The first projects I did were using the markers and dollar store poster board (the two for 50 cents kind!) to make large-scale coloring pages for my daughter. This was perfect timing because she was home sick and wanted something calm and quite to work on.
The first one I did, I used a fine-point black market to draw. This was a great choice for this more intricate design I found in Design Space. It was perfectly sized for a piece of poster board, too!
The poster board I got has a shiny side and a paper side. I put the shiny side down on a cutting mat and drew on the paper side. Of note—I had a strong grip mat only. I’d recommend using a regular or light grip mat for this project, though.
For the second piece of poster board, I created a custom name coloring page for my daughter. I used all fonts and shapes available in Design Space and focused on designs that would look good using a thicker marker.
Make sure to set your pen/marker type in Design Space to help give you an idea of how the design will look. Below shows the settings on the 2.5mm permanent marker. But I do have to say, it did end up drawing thicker lines than these.
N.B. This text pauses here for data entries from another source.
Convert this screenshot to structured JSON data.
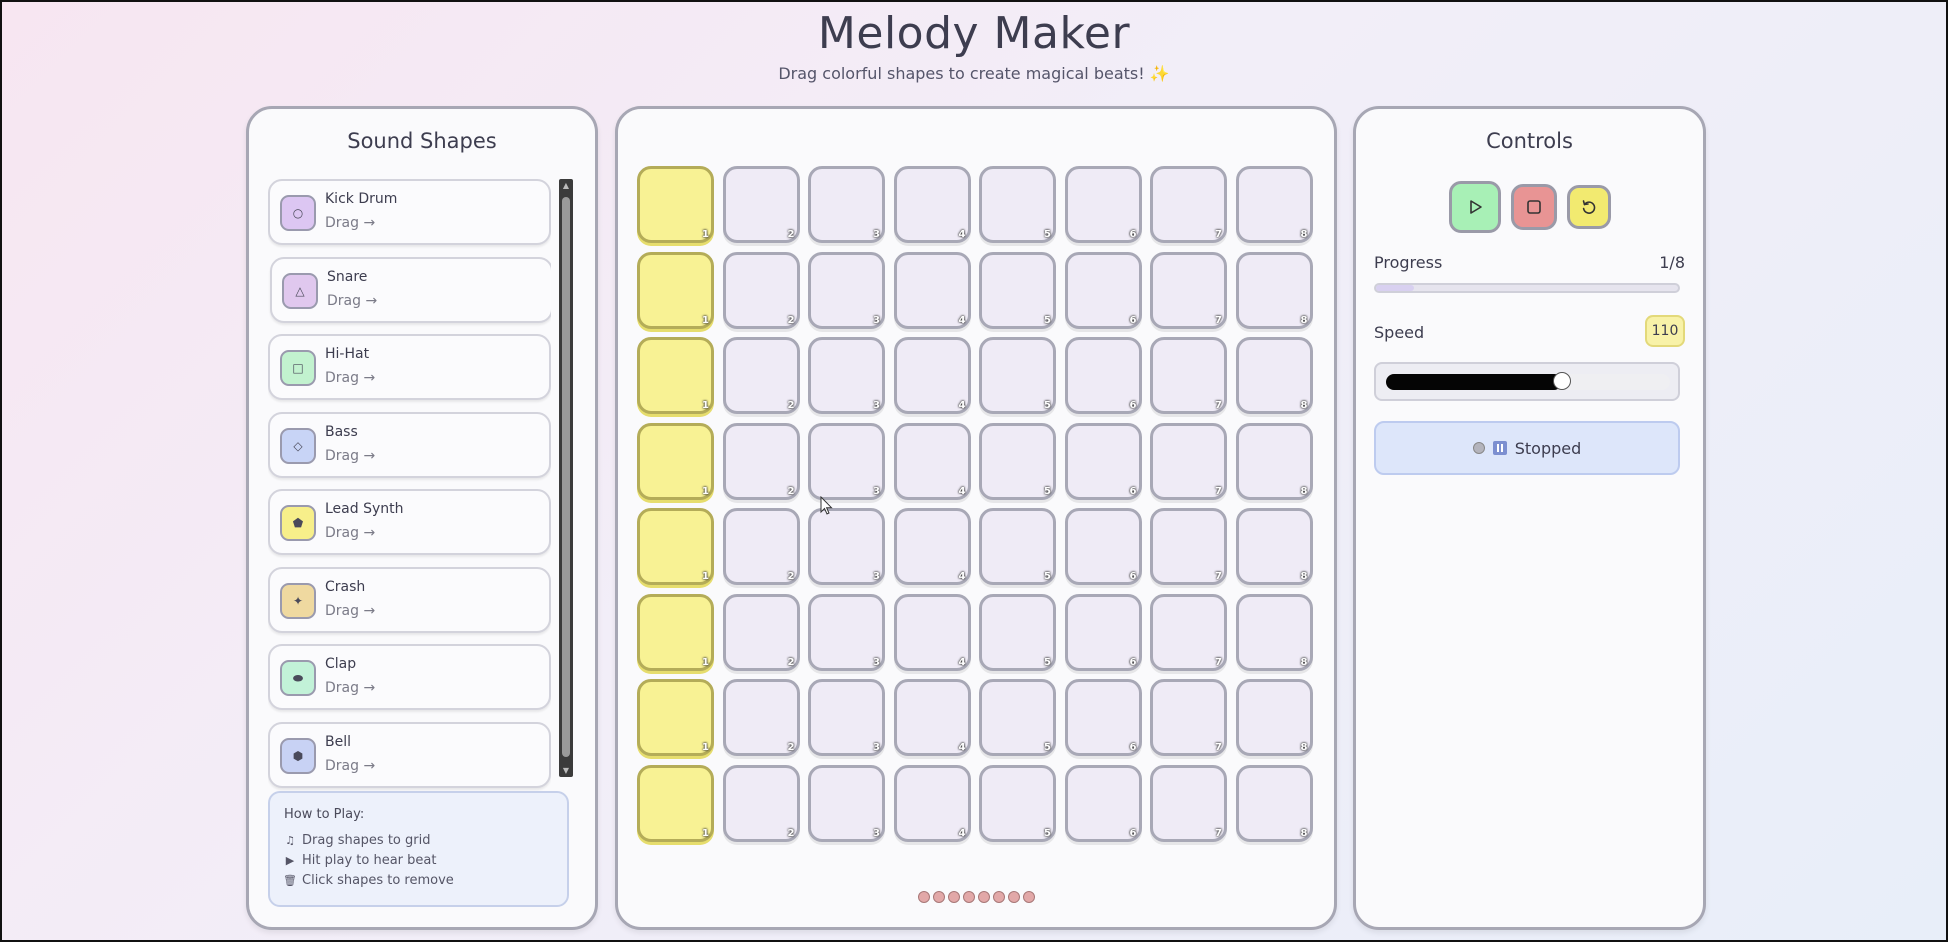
{
  "header": {
    "title": "Melody Maker",
    "subtitle": "Drag colorful shapes to create magical beats! ✨"
  },
  "sound_panel": {
    "title": "Sound Shapes",
    "items": [
      {
        "name": "Kick Drum",
        "drag": "Drag →",
        "icon": "circle-icon",
        "glyph": "○",
        "color": "#dcc6f2"
      },
      {
        "name": "Snare",
        "drag": "Drag →",
        "icon": "triangle-icon",
        "glyph": "△",
        "color": "#e0c8ee"
      },
      {
        "name": "Hi-Hat",
        "drag": "Drag →",
        "icon": "square-icon",
        "glyph": "□",
        "color": "#c2f2cf"
      },
      {
        "name": "Bass",
        "drag": "Drag →",
        "icon": "diamond-icon",
        "glyph": "◇",
        "color": "#c8d4f6"
      },
      {
        "name": "Lead Synth",
        "drag": "Drag →",
        "icon": "pentagon-icon",
        "glyph": "⬟",
        "color": "#f7ef8a"
      },
      {
        "name": "Crash",
        "drag": "Drag →",
        "icon": "star-icon",
        "glyph": "✦",
        "color": "#efd9a0"
      },
      {
        "name": "Clap",
        "drag": "Drag →",
        "icon": "pill-icon",
        "glyph": "⬬",
        "color": "#c2f2d8"
      },
      {
        "name": "Bell",
        "drag": "Drag →",
        "icon": "hexagon-icon",
        "glyph": "⬢",
        "color": "#c8d2f4"
      }
    ],
    "howto": {
      "title": "How to Play:",
      "lines": [
        {
          "icon": "music-note-icon",
          "glyph": "♫",
          "text": "Drag shapes to grid"
        },
        {
          "icon": "play-icon",
          "glyph": "▶",
          "text": "Hit play to hear beat"
        },
        {
          "icon": "trash-icon",
          "glyph": "🗑",
          "text": "Click shapes to remove"
        }
      ]
    }
  },
  "grid": {
    "rows": 8,
    "columns": [
      "1",
      "2",
      "3",
      "4",
      "5",
      "6",
      "7",
      "8"
    ],
    "active_column": 1,
    "step_dots": 8
  },
  "controls": {
    "title": "Controls",
    "play_icon": "play-icon",
    "stop_icon": "stop-icon",
    "reset_icon": "reset-icon",
    "progress_label": "Progress",
    "progress_value": "1/8",
    "progress_fraction": 0.125,
    "speed_label": "Speed",
    "speed_value": "110",
    "speed_fraction": 0.62,
    "status_text": "Stopped"
  }
}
The design still looked AWESOME, and I love how bold it is. My daughter had a great time coloring it and hanging it in her room. But do a few tests to make sure the design you’re writing isn’t too thick for whatever width pen/marker you’re using.
I also made this design a bit smaller than the full size of the poster board. So after my Venture drew the design, I also had it cut an additional rectangle out around the black border.
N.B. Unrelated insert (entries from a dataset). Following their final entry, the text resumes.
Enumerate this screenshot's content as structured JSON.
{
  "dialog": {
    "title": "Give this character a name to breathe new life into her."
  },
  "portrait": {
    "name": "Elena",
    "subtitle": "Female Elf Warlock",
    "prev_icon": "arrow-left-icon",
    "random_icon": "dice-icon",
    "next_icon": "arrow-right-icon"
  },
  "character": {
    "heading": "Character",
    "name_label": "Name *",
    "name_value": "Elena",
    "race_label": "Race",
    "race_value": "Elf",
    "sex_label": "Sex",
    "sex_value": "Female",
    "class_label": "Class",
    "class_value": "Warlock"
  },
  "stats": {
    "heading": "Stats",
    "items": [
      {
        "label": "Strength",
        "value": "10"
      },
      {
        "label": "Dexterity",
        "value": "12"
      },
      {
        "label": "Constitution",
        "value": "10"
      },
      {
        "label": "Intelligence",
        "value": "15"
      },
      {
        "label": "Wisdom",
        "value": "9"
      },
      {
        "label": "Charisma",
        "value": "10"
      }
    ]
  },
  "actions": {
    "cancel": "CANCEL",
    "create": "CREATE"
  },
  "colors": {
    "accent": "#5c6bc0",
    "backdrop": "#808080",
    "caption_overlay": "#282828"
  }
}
Project #2: Cutting repeated & large-scale vinyl decals quickly
For the second project, I wanted to test cutting repeated and large-scale vinyl decals quickly. So I put a bunch of Halloween designs onto my Canvas in Design Space. I made some of them pretty large—larger than you’d be able to cut on any other machines.
Then I filled in around the larger designs with smaller bats and whatnot. These cut insanely fast and beautifully! I’m a bit of an impatient weeder, so I set the pressure to “more” for this project. Weeding was a breeze.
After that, I grabbed some gold permanent Smart Vinyl and cut out a big moon phase trellis for my sister-in-law. Cutting and weeding was a breeze. The harder part of large-scale decals is the transfer process.
Once I was ready to apply transfer tape, I laid the decal out and started the process. Then I asked my husband to help hold up the transfer tape and provide slack for me as I slowly rolled the tape onto the design. Have an extra set of hands is a HUGE help.
Of course you can smooth out bubbles after applying the decal. But applying transfer tape in a way that minimizes bubbles helps to prevent them in the first place.
Wrap up & who the venture is a good choice for
Overall, this is a very impressive machine. And I really love the docking stand—it’s super convenient. But is this machine right for you? Given all of the pros and cons I’ve laid out and the machine’s capabilities, the Cricut Venture could be the right machine for you if…
- Are a serious hobby crafter who wants one of the best crafting machine the market—or have prior experience using Cricut machines and are looking to expand your capabilities.
- Run a small business that involves repetitive cutting of materials like vinyl, paper, or iron-on—or want to make large-scale cuts that other Cricut machines cannot make.
- Have ample space to accommodate the machine’s size and requirements.
- Value a faster and more efficient cutting process for projects.